On a side note, I once attended a talk at a conference where the speaker said this: "Treat your infrastructure as cattle, not pets". Now, I'm not a big fan of how cattle ar treated in today's economy, but he had a point. In the past, we used to treat our servers as pets, we manually installed software on them, we gave them names and we knew their configs by heart. There's no time for that, today. We need automation, so we need to start treating our infrastructure as disposable items. If you can automatically create builds of your application, deploy them to a cloud infrastructure and not care about how resource allocation, load balancing or instance counts are peformed, you can focus on what is important, delivering a higher value to your clients.

Docker images are versions of your product

Docker allows you to tag your images when you build them. You can label each image with the application version that comes bundled inside. Now think how easy it will be to compare and benchmark them.

Faster automation

Because the application is bundled along with the environment it runs in, you don't need to worry about services being started, or available. Everything should be up and running before your application boots. This allows you to automate stress tests, end-to-end tests, even deployments with less effort and reduced costs.

Faster version updates

If you're in a situation where you have to push a new version to production, Docker enables you to launch it in paralell with your current version and only update the load balancer once everything is set. Besindes that, containers have a really fast boot time (a couple of seconds) which makes them suitable for high-traffic, real-time systems. Need to perform a rollback? Just pull the old image and run it. It's as simple as that. Docker containers shut down and boot up fast.

Shorter feedback loop

As I mentioned before, having a clone of the production environment, on your development machines cuts the feedback loop in half. Instead of having to push code to version control, trigger a build and wait for a deployment on a staging machine to take place, just to find out that there's a version mismatch between some libraries, you can get that feedback while developing.

As with any choice in life, adopting Docker doesn't come without its drawbacks. Below, I will outline the issues I found during my 2 years working with Docker.

Challenge 1: Culture

Docker is not just another technology your development team adopts to get instantly productive. It requires a shift in mentality. If the responsibility for the shift falls only on the developer, your organization won't reap all the benefits. It is important that your organizational culture is an open one. You should empower your employees to emit ideas and take action based on them. If the people aren't encouraged to experiment, research topics unrelated to the task at hand, they will most likely treat Docker as another stone they'll have to drag around to do their job.

We are creatures of habit and we're reluctant to abrupt change. Even in the healthiest organisations, there will still be some people who hate change. This doesn't mean they should be fired, nor that they are right and you should not use Docker. You just have to make small changes instead of coming in one day and say "From now on, we're using Docker!".

Challenge 2: Lack of expertise

This is hard to avoid. Especially with Docker, being a young technology. You won't find senior Docker specialists on the market, right now. Except for the people who contributed to the project itself.

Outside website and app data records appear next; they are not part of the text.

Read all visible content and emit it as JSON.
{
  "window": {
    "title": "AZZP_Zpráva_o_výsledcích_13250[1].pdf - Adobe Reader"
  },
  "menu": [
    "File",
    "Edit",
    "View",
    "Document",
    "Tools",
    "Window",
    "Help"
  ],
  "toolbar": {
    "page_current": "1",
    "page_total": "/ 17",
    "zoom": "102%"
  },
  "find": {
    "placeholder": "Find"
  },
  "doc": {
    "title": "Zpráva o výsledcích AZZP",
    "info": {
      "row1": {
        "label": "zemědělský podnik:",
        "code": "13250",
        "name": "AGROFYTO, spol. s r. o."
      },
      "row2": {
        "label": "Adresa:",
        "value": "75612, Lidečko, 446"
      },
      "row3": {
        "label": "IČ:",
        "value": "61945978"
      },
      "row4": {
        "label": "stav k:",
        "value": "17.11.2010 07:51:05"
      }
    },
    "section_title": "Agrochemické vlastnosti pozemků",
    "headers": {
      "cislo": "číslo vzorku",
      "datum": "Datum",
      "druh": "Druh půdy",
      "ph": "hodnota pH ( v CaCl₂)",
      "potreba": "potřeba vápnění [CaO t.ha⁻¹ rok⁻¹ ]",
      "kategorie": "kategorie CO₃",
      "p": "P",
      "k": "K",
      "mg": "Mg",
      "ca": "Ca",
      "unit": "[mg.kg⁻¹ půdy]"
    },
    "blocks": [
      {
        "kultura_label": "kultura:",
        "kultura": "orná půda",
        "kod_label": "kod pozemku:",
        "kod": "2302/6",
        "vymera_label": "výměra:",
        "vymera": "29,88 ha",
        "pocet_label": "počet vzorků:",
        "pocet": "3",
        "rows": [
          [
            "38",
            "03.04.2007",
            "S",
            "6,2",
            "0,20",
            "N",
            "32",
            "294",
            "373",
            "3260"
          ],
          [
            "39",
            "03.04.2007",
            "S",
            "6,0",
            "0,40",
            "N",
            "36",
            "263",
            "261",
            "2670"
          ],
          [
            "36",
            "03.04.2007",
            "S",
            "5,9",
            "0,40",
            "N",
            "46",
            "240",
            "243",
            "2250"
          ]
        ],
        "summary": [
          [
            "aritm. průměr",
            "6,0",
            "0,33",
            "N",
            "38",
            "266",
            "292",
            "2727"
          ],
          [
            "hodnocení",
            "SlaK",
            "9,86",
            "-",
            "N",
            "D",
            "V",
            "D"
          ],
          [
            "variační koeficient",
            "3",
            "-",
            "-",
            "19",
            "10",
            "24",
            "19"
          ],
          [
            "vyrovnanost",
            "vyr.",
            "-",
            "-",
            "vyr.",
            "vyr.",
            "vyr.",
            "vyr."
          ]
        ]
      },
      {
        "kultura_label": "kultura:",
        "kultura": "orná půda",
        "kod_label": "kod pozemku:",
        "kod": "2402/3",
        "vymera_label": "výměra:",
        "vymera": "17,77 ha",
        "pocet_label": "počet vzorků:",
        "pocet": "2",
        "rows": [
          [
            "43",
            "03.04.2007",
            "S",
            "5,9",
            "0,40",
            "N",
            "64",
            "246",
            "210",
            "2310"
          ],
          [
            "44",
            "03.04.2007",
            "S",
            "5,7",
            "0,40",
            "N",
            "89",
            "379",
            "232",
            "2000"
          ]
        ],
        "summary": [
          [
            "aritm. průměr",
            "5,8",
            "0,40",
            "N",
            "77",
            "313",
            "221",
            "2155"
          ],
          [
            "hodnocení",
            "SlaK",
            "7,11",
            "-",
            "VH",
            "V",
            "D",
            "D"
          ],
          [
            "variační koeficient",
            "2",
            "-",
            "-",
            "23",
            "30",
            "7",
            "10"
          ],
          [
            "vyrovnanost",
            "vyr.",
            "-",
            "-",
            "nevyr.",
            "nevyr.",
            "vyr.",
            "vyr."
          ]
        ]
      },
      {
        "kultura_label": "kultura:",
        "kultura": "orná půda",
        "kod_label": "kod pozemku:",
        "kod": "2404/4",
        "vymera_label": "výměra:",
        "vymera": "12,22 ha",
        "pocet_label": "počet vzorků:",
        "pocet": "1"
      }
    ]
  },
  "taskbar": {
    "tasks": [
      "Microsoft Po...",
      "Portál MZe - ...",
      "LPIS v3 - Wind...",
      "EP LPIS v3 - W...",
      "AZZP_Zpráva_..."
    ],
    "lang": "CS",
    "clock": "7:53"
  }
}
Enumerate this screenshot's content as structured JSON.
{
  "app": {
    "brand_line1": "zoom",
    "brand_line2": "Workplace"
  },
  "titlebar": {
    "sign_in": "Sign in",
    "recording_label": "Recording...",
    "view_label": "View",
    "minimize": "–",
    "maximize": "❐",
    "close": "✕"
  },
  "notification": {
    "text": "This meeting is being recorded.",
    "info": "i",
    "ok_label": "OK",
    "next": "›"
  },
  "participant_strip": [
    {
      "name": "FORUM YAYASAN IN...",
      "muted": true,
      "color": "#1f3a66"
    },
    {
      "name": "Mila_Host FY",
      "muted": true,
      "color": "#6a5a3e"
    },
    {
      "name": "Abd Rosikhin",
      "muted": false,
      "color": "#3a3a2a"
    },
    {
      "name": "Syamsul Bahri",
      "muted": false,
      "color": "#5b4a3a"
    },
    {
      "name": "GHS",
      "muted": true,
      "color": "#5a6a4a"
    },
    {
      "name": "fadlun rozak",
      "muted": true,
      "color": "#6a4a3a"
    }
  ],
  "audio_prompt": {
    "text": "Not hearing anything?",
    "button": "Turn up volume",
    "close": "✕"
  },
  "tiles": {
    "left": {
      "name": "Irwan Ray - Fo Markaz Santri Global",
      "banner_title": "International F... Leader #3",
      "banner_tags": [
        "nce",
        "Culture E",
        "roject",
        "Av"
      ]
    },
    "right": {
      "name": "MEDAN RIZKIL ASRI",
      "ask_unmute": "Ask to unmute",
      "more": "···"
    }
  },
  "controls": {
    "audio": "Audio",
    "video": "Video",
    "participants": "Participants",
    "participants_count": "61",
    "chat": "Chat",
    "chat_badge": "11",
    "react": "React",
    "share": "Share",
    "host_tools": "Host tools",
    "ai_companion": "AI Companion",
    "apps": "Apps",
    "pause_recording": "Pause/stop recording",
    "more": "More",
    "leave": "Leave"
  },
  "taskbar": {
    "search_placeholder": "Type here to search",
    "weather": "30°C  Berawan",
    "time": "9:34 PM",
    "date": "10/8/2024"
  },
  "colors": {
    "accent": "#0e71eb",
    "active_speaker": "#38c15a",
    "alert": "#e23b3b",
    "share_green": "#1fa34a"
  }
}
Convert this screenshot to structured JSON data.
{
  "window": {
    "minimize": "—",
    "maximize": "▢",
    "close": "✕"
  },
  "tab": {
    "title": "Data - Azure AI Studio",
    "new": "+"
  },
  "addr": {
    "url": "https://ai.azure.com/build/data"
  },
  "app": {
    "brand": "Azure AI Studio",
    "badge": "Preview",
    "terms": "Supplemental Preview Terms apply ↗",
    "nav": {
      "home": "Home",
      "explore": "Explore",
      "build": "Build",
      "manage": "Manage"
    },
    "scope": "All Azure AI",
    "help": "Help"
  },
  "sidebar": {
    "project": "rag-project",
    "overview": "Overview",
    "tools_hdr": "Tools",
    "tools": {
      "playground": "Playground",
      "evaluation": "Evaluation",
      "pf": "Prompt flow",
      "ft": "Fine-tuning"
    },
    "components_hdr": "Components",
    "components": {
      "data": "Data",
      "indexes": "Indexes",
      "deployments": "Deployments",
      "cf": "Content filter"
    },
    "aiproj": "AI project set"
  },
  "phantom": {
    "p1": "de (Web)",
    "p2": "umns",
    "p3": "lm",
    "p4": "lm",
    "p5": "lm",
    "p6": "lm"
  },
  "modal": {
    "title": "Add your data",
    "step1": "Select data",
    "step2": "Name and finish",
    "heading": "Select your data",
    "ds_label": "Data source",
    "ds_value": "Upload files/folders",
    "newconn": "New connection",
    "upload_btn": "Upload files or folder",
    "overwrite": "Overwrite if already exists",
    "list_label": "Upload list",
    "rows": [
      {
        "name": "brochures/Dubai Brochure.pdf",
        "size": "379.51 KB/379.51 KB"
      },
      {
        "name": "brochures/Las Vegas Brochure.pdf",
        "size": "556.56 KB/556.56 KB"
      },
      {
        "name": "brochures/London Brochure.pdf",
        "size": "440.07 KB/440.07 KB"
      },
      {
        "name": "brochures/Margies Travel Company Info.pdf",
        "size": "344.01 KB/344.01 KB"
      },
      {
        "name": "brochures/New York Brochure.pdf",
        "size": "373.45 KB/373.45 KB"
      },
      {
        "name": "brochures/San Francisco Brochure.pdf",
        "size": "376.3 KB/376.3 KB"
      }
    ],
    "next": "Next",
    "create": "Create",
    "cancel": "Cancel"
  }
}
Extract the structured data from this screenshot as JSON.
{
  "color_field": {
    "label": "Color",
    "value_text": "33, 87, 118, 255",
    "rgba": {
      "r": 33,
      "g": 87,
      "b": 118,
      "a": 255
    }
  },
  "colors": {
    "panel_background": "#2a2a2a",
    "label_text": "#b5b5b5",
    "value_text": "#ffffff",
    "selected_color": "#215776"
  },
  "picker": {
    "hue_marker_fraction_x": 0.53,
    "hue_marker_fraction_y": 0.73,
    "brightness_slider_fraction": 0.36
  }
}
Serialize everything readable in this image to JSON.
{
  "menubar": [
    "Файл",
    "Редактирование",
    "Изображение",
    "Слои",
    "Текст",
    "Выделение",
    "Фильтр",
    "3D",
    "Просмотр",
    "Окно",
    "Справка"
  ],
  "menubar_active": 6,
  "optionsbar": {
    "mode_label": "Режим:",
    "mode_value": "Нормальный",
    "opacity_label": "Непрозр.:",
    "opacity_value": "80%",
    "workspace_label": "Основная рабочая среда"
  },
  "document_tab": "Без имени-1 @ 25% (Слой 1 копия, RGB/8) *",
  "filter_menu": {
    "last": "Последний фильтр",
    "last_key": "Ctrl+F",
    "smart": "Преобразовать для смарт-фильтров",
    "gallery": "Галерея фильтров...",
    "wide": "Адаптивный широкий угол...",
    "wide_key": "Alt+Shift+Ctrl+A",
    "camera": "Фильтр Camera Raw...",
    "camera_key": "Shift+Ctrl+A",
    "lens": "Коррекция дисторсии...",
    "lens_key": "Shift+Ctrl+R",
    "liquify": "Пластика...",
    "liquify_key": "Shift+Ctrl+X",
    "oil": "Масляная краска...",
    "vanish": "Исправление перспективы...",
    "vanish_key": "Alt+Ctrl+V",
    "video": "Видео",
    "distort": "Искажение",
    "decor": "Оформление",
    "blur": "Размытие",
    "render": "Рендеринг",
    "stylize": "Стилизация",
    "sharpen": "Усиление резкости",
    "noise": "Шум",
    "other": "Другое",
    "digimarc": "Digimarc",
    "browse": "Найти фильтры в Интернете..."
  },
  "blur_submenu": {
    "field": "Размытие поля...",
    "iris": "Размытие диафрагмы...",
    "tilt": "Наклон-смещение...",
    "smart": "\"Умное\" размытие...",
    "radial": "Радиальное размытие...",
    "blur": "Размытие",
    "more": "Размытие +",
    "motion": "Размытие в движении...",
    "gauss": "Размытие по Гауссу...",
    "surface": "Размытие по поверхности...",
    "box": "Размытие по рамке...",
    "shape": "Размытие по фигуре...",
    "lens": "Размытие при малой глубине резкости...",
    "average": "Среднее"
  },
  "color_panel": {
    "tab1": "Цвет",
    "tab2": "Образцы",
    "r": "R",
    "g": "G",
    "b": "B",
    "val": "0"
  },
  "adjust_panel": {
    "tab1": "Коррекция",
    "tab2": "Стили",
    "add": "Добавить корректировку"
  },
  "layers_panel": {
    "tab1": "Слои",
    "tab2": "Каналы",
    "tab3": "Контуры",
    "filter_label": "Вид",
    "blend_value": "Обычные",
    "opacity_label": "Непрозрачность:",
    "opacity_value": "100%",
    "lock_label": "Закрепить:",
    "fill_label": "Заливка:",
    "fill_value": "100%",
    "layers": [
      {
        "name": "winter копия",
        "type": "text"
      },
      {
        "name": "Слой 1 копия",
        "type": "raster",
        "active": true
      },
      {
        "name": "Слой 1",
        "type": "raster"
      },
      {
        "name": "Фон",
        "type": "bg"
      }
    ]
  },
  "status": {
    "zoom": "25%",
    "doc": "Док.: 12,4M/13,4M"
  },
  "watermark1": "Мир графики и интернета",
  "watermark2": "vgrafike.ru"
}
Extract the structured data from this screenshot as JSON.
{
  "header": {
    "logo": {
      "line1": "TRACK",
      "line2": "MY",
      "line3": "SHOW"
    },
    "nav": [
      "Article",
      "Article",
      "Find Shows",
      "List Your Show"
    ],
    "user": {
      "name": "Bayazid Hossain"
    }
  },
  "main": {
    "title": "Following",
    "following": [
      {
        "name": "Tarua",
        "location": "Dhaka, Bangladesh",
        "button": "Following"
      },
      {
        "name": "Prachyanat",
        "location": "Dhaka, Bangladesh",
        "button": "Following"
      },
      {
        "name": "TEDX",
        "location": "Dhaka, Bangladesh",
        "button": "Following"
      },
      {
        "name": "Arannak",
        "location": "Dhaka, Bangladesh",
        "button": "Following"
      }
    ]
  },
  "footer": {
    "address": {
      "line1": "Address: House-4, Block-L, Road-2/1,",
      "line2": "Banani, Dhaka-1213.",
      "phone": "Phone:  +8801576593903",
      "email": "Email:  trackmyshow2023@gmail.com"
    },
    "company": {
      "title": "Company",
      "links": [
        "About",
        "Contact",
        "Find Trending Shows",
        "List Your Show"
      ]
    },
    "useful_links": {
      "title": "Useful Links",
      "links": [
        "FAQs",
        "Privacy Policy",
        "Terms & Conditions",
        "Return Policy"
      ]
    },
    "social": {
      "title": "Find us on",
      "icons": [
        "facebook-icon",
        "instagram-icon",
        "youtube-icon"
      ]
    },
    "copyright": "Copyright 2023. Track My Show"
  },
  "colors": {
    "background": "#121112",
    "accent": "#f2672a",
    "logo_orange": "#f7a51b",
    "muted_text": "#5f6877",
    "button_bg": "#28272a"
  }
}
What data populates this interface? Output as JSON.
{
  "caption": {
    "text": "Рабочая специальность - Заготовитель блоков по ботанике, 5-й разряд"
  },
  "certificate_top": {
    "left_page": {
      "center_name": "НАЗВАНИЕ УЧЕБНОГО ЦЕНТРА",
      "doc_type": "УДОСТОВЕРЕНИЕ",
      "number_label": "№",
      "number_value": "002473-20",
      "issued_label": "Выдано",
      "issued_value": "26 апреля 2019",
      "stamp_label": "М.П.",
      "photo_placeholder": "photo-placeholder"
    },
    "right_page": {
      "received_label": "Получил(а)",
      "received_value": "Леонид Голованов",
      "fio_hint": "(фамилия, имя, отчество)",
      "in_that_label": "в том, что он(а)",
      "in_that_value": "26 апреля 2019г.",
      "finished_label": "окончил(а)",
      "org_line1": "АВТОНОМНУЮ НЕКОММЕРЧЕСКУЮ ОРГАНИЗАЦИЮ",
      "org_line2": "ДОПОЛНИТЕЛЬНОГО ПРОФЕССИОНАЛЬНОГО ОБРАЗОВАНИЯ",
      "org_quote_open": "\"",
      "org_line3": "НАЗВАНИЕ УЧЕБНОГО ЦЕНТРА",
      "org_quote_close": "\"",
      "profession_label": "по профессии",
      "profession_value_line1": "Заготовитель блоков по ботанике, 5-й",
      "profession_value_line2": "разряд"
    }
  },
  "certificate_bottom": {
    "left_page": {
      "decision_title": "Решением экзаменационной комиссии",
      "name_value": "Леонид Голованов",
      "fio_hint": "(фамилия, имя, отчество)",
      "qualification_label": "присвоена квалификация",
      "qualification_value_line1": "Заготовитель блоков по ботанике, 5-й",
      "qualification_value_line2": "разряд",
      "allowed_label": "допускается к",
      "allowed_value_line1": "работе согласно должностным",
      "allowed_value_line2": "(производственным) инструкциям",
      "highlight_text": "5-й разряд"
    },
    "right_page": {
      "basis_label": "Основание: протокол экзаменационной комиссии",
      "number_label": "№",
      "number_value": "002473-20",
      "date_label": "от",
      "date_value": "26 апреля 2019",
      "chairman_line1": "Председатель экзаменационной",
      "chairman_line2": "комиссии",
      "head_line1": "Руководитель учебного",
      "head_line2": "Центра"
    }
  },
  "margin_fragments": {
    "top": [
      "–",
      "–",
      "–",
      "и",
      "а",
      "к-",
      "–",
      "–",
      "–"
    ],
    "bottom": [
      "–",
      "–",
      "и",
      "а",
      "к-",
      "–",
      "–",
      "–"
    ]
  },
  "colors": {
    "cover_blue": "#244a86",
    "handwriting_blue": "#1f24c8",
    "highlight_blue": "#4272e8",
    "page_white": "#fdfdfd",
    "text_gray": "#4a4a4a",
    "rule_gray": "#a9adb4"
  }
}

If you plan on building your skills in-house, without any external trainings or consultants coming in and helping you to get started, you should be patient. Docker makes infrastructure more accessible for developers. If you have devs working on it, give them time to adapt, they're pretty resourceful people 😊 .

Conclusions

There are clearly more benefits than there are drawbacks, and this article would get really big if I would enumerate all of them. If you take anything away from this article, I would like you to remember that Docker offers you platform independence and enables you to bundle your application along with its surrounding environment.

Photo credits: kyohei itoDocker-3